● **TASK INSTRUCTIONS**
In the data below, find each line that contains the word "true" and copy it.

● **DATA TO PROCESS**
Content starts

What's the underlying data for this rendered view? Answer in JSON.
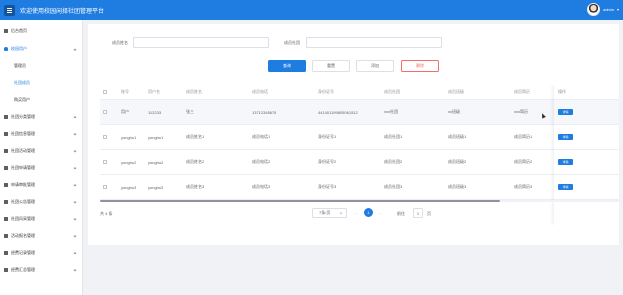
{
  "header": {
    "title": "欢迎使用校园闲择社团管理平台",
    "user_name": "admin",
    "colors": {
      "primary": "#1f7de2",
      "danger": "#f56c6c"
    }
  },
  "sidebar": {
    "items": [
      {
        "label": "后台首页",
        "icon": "home-icon"
      },
      {
        "label": "校园用户",
        "icon": "user-icon",
        "expanded": true
      },
      {
        "label": "管理员",
        "sub": true
      },
      {
        "label": "社团成员",
        "sub": true,
        "active": true
      },
      {
        "label": "购买用户",
        "sub": true
      },
      {
        "label": "社团分类管理",
        "icon": "grid-icon"
      },
      {
        "label": "社团信息管理",
        "icon": "grid-icon"
      },
      {
        "label": "社团活动管理",
        "icon": "grid-icon"
      },
      {
        "label": "社团申请管理",
        "icon": "grid-icon"
      },
      {
        "label": "申请审批管理",
        "icon": "grid-icon"
      },
      {
        "label": "社团公告管理",
        "icon": "grid-icon"
      },
      {
        "label": "社团风采管理",
        "icon": "grid-icon"
      },
      {
        "label": "活动报名管理",
        "icon": "grid-icon"
      },
      {
        "label": "经费记录管理",
        "icon": "grid-icon"
      },
      {
        "label": "经费汇总管理",
        "icon": "grid-icon"
      }
    ]
  },
  "filters": {
    "name_label": "成员姓名",
    "name_value": "",
    "club_label": "成员社团",
    "club_value": ""
  },
  "actions": {
    "search": "查询",
    "reset": "重置",
    "add": "添加",
    "delete": "删除"
  },
  "table": {
    "columns": [
      "账号",
      "用户名",
      "成员姓名",
      "成员电话",
      "身份证号",
      "成员社团",
      "成员班级",
      "成员简历"
    ],
    "op_column": "操作",
    "detail_label": "详情",
    "rows": [
      [
        "用户",
        "112233",
        "张三",
        "13712345678",
        "441401199805061512",
        "xxx社团",
        "xx班级",
        "xxx简历"
      ],
      [
        "yonghu1",
        "yonghu1",
        "成员姓名1",
        "成员电话1",
        "身份证号1",
        "成员社团1",
        "成员班级1",
        "成员简历1"
      ],
      [
        "yonghu2",
        "yonghu2",
        "成员姓名2",
        "成员电话2",
        "身份证号2",
        "成员社团2",
        "成员班级2",
        "成员简历2"
      ],
      [
        "yonghu3",
        "yonghu3",
        "成员姓名3",
        "成员电话3",
        "身份证号3",
        "成员社团3",
        "成员班级3",
        "成员简历3"
      ]
    ]
  },
  "pagination": {
    "total": "共 4 条",
    "page_size": "7条/页",
    "current": "1",
    "goto_prefix": "前往",
    "goto_value": "1",
    "goto_suffix": "页"
  }
}
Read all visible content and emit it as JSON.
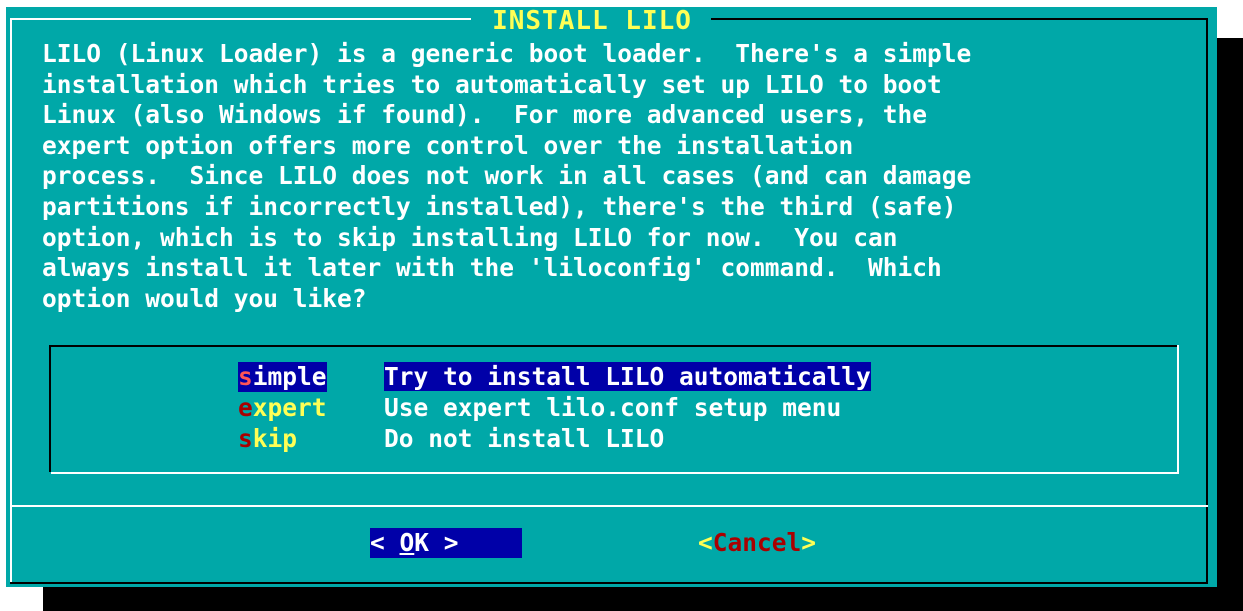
{
  "dialog": {
    "title": "INSTALL LILO",
    "message": "LILO (Linux Loader) is a generic boot loader.  There's a simple\ninstallation which tries to automatically set up LILO to boot\nLinux (also Windows if found).  For more advanced users, the\nexpert option offers more control over the installation\nprocess.  Since LILO does not work in all cases (and can damage\npartitions if incorrectly installed), there's the third (safe)\noption, which is to skip installing LILO for now.  You can\nalways install it later with the 'liloconfig' command.  Which\noption would you like?"
  },
  "menu": {
    "items": [
      {
        "tag_hot": "s",
        "tag_rest": "imple",
        "description": "Try to install LILO automatically",
        "selected": true
      },
      {
        "tag_hot": "e",
        "tag_rest": "xpert",
        "description": "Use expert lilo.conf setup menu",
        "selected": false
      },
      {
        "tag_hot": "s",
        "tag_rest": "kip",
        "description": "Do not install LILO",
        "selected": false
      }
    ]
  },
  "buttons": {
    "ok": {
      "left": "<  ",
      "hot": "O",
      "rest": "K",
      "right": "  >",
      "focused": true
    },
    "cancel": {
      "left": "<",
      "hot": "C",
      "rest": "ancel",
      "right": ">",
      "focused": false
    }
  },
  "colors": {
    "dialog_bg": "#00a8a8",
    "selection_bg": "#0000a8",
    "title_fg": "#ffff55",
    "hotkey_fg": "#aa0000",
    "text_fg": "#ffffff",
    "shadow": "#000000"
  }
}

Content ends

● **RESULT**
        "expanded": true
        "sub": true
        "sub": true,
        "active": true
        "sub": true
        "selected": true
      "focused": true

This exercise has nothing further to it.